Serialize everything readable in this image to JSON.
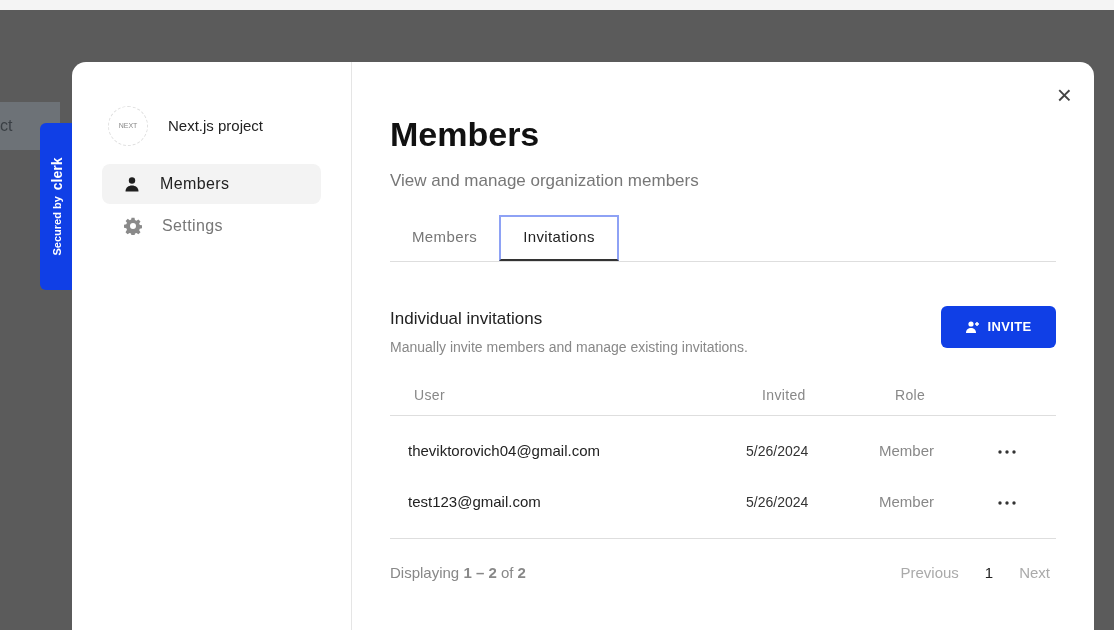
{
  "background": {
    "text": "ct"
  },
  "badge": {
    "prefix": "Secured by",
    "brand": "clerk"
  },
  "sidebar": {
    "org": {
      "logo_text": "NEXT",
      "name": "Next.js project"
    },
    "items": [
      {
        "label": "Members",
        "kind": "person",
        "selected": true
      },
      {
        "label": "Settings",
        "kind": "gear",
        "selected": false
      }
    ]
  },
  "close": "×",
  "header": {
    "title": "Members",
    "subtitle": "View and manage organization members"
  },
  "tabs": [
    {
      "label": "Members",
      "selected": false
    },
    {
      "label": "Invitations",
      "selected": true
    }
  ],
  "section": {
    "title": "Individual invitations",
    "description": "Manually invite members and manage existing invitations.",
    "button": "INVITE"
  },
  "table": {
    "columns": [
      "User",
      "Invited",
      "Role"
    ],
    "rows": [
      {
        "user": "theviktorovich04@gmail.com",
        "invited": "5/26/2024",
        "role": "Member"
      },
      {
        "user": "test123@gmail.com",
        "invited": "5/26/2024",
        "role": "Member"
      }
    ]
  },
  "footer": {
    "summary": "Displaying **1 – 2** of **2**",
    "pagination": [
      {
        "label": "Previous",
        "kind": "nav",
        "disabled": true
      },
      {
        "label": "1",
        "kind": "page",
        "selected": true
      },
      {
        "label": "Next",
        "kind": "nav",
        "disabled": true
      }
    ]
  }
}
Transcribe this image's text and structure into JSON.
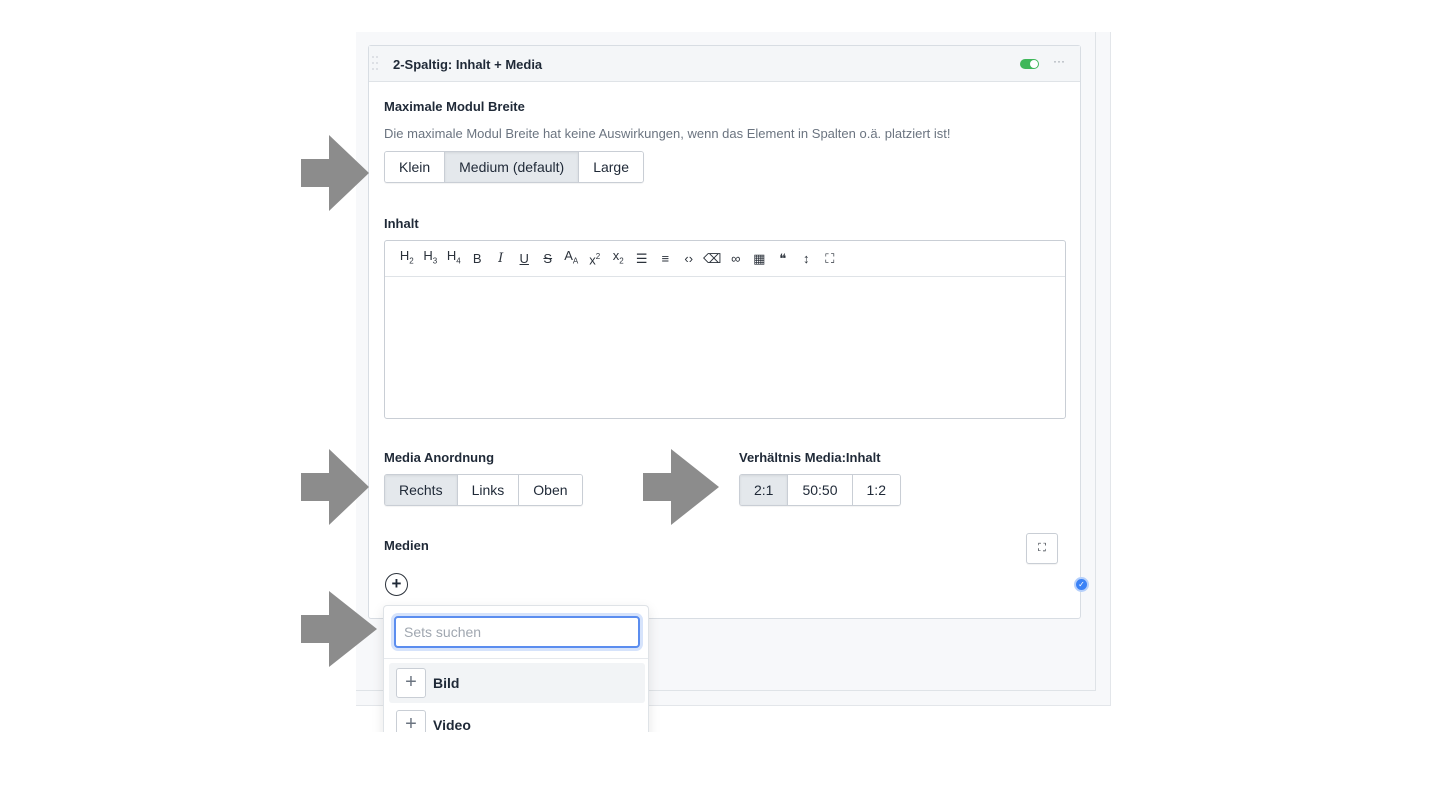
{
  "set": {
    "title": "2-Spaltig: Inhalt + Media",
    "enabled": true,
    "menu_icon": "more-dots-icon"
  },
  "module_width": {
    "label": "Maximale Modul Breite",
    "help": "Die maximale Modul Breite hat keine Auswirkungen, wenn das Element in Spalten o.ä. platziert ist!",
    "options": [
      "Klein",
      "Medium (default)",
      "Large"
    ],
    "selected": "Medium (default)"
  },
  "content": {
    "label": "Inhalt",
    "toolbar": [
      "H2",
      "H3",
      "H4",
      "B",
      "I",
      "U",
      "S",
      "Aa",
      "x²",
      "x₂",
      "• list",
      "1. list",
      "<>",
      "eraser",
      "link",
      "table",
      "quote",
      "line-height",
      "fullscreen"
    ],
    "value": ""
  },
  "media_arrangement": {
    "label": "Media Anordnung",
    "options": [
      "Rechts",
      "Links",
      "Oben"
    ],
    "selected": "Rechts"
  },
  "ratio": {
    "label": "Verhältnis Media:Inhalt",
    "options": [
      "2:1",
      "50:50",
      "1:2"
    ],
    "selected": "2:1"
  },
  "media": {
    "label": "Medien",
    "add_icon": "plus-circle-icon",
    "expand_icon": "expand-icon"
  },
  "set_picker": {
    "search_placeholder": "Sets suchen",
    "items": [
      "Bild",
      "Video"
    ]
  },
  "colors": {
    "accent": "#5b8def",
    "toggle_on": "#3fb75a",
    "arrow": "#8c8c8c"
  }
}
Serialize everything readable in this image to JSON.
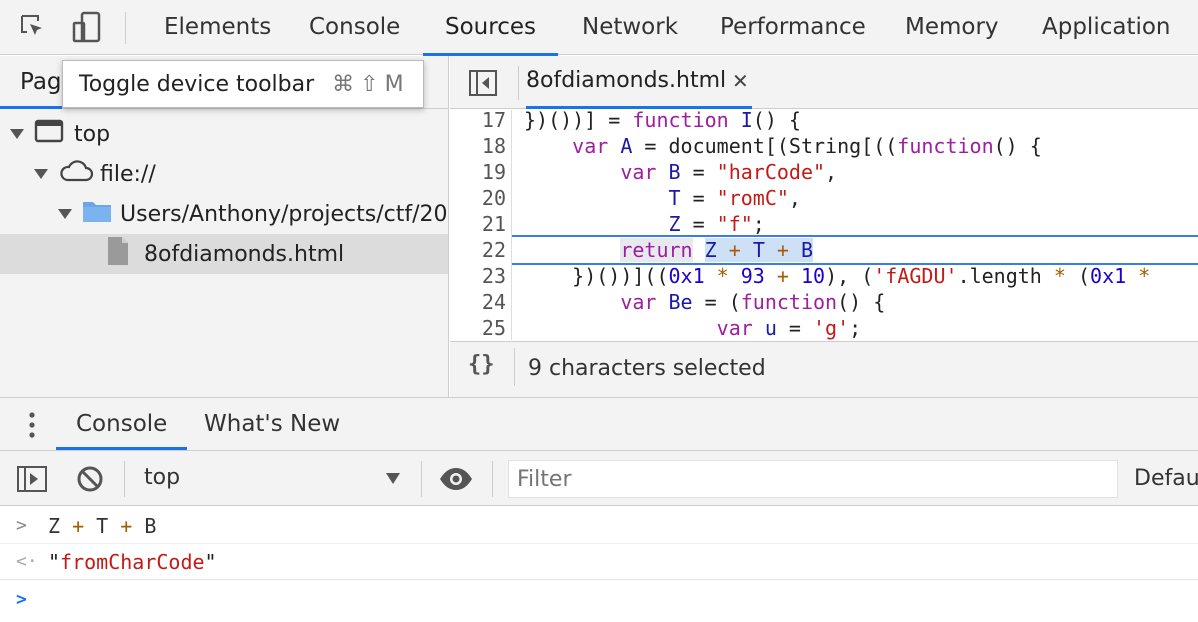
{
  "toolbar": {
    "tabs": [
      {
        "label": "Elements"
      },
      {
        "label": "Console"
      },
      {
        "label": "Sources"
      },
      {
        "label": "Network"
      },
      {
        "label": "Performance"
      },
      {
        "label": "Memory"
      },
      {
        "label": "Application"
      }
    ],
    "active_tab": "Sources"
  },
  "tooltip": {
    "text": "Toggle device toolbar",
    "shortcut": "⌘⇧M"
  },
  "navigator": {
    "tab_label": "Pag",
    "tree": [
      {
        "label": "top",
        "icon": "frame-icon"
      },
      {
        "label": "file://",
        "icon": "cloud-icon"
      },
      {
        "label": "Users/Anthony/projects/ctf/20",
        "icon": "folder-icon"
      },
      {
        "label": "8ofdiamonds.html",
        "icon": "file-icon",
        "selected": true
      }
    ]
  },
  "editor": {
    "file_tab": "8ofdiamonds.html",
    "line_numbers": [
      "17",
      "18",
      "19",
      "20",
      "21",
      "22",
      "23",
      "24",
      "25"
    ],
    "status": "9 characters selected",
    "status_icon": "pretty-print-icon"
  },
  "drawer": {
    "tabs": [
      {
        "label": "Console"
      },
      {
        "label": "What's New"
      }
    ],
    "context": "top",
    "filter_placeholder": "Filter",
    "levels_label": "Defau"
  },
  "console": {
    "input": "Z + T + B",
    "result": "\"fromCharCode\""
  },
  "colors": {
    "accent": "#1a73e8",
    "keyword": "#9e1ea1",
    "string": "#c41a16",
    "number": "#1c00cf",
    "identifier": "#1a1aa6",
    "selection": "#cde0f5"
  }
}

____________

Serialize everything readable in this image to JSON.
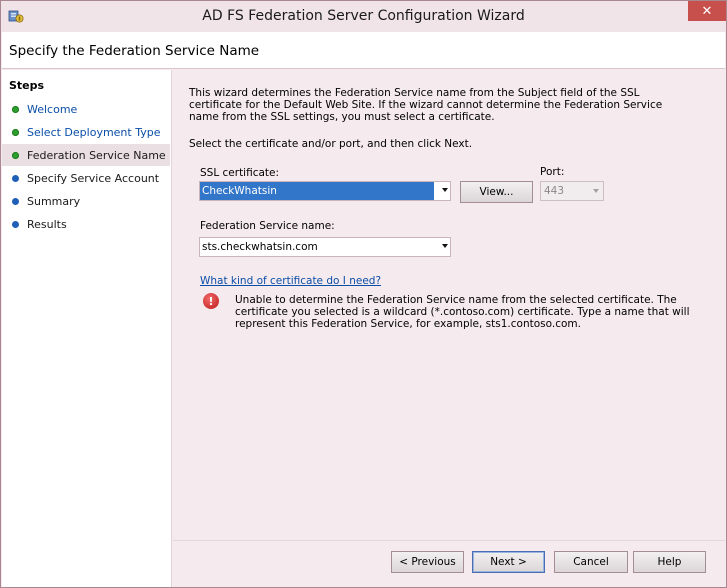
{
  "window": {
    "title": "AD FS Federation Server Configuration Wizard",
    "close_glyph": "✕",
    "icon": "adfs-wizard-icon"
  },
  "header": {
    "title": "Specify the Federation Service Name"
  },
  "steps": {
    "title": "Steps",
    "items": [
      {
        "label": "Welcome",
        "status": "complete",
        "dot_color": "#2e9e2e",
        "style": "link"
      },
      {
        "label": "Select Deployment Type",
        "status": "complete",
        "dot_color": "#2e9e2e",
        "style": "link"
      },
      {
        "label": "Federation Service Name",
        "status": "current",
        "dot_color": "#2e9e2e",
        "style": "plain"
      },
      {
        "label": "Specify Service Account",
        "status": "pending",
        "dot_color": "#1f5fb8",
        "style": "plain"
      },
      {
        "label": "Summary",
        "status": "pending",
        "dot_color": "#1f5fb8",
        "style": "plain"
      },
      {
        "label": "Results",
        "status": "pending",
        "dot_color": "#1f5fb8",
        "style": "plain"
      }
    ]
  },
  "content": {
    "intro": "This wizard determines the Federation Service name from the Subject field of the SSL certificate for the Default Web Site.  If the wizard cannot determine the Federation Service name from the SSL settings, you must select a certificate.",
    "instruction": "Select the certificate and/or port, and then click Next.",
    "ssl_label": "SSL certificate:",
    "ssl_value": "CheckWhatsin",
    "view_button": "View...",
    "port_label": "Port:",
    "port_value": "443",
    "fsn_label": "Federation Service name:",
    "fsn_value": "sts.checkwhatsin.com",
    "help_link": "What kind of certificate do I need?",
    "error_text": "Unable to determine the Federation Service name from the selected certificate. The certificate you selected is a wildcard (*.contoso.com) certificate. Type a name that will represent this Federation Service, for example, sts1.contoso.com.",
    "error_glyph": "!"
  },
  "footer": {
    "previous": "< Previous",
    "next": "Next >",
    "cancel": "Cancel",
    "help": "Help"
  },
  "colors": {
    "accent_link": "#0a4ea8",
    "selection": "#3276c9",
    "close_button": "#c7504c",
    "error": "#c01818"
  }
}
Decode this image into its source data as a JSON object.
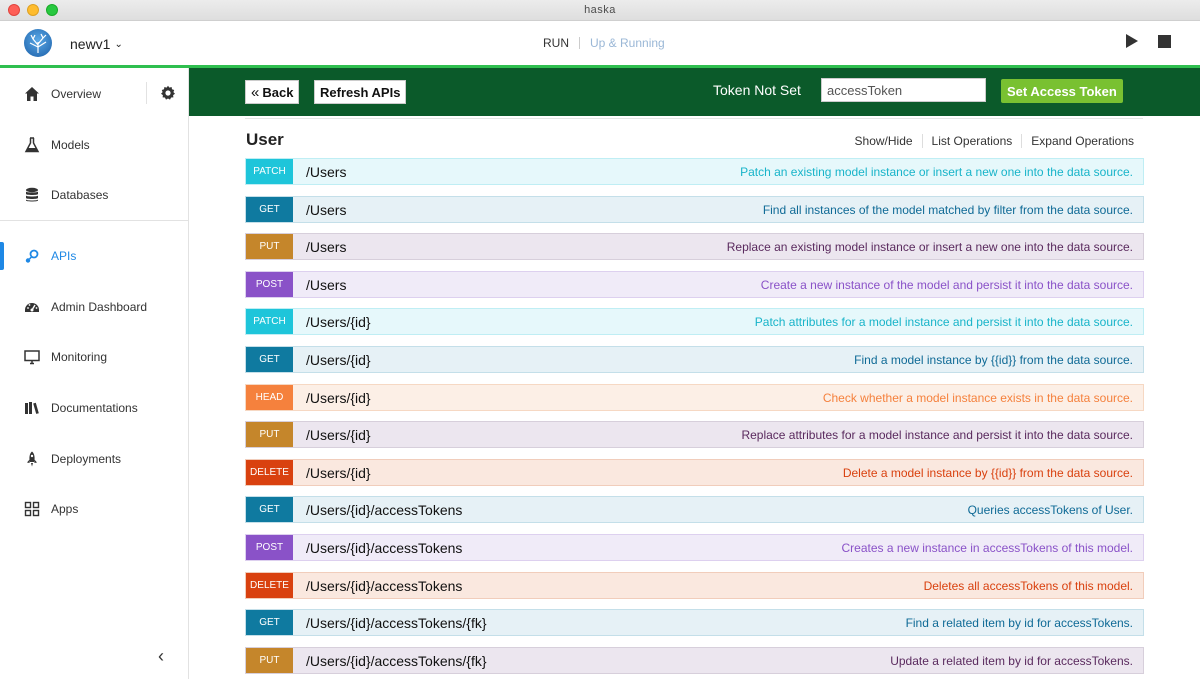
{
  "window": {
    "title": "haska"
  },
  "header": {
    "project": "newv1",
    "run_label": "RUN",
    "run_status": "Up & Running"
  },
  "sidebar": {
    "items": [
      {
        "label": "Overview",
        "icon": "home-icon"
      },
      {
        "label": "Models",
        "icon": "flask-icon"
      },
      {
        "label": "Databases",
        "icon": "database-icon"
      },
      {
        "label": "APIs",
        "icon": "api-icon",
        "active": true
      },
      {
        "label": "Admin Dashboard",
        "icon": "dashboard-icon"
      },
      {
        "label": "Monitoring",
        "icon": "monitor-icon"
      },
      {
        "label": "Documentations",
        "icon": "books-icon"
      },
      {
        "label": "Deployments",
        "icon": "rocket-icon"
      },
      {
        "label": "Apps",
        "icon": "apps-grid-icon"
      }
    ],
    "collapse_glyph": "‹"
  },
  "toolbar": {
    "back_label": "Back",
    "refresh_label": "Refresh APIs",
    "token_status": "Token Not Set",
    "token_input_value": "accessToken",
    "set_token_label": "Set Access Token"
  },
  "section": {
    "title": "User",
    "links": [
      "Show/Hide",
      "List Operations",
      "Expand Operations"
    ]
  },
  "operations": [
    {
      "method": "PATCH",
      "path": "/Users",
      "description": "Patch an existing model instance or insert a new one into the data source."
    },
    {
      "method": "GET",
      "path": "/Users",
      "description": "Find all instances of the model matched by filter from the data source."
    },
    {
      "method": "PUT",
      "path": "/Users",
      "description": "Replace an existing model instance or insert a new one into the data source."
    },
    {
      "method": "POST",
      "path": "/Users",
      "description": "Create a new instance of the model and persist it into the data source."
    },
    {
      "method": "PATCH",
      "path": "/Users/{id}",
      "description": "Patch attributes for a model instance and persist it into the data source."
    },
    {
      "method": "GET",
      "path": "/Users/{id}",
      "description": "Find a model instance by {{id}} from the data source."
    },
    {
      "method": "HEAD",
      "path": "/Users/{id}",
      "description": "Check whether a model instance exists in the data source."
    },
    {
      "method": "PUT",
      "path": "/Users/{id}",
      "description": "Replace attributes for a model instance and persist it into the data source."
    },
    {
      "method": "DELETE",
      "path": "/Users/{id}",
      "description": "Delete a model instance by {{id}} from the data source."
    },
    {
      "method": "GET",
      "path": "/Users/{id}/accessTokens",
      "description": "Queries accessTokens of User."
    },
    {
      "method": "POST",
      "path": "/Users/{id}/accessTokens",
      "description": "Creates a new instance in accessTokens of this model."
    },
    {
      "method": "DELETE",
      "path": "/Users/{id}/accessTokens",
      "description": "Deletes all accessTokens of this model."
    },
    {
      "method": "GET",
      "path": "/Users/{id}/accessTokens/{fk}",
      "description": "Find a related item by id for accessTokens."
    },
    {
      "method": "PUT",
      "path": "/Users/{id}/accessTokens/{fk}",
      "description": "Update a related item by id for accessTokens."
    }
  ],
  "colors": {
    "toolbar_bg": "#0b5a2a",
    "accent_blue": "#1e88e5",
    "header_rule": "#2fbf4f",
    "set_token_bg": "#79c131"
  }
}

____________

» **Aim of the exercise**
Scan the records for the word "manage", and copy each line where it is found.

» **Answer to this task**
    "subtitle": "View and manage organization members"
    "description": "Manually invite members and manage existing invitations.",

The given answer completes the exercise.